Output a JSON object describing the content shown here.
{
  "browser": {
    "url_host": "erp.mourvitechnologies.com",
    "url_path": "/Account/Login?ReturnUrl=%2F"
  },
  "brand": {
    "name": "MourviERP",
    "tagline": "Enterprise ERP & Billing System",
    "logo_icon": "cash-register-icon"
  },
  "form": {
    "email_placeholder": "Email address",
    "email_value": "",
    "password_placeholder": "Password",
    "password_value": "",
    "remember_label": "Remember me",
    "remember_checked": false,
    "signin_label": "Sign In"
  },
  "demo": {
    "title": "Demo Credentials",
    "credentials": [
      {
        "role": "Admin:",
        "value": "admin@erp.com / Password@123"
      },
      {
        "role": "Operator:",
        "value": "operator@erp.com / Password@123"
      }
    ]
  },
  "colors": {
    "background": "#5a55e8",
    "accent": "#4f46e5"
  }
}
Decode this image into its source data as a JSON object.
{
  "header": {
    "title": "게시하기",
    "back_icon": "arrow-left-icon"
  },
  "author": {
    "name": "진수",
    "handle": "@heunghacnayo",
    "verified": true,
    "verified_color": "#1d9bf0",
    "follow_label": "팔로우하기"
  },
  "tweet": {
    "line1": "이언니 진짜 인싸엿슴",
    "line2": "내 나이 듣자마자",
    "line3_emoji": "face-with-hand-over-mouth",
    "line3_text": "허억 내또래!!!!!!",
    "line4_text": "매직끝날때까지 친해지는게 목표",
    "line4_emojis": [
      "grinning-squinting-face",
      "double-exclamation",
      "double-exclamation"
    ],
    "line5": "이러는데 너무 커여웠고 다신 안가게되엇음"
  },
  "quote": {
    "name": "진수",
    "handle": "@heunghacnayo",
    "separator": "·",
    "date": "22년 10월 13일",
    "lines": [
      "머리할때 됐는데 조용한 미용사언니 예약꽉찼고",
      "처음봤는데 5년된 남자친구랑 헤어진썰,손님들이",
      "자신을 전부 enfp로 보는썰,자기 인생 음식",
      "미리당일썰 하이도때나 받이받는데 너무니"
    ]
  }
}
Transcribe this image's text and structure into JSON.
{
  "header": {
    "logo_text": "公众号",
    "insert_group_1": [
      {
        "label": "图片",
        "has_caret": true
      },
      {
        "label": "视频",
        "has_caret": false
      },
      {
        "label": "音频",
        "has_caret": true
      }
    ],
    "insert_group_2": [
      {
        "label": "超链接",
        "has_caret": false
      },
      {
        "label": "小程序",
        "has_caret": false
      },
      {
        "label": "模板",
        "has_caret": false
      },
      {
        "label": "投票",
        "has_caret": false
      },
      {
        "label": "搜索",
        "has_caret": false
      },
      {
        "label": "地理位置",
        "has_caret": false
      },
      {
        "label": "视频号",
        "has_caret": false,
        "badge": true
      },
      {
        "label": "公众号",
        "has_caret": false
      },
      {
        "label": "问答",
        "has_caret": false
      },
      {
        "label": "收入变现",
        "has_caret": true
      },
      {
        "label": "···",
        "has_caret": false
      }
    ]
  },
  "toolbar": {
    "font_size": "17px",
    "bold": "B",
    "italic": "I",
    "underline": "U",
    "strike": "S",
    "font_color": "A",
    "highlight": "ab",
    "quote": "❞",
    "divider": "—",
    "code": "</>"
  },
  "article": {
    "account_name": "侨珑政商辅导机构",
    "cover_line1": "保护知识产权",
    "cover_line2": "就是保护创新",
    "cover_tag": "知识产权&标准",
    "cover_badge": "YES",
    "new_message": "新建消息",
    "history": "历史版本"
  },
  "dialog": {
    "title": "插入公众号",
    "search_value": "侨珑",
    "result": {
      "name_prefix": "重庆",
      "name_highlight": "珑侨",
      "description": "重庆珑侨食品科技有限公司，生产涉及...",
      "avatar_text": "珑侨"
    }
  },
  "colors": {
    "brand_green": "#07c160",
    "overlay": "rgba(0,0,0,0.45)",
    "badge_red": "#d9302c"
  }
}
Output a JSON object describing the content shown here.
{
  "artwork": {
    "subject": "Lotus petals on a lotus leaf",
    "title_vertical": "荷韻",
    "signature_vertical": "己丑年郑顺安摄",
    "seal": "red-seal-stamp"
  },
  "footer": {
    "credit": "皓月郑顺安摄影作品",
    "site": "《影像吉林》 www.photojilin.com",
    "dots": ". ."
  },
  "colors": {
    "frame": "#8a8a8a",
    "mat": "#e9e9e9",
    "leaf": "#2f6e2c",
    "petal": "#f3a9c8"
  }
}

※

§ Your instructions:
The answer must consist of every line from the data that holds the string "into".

§ Your response:
Decode this image into its source data as a JSON object.
Transcribe this image's text and structure into JSON.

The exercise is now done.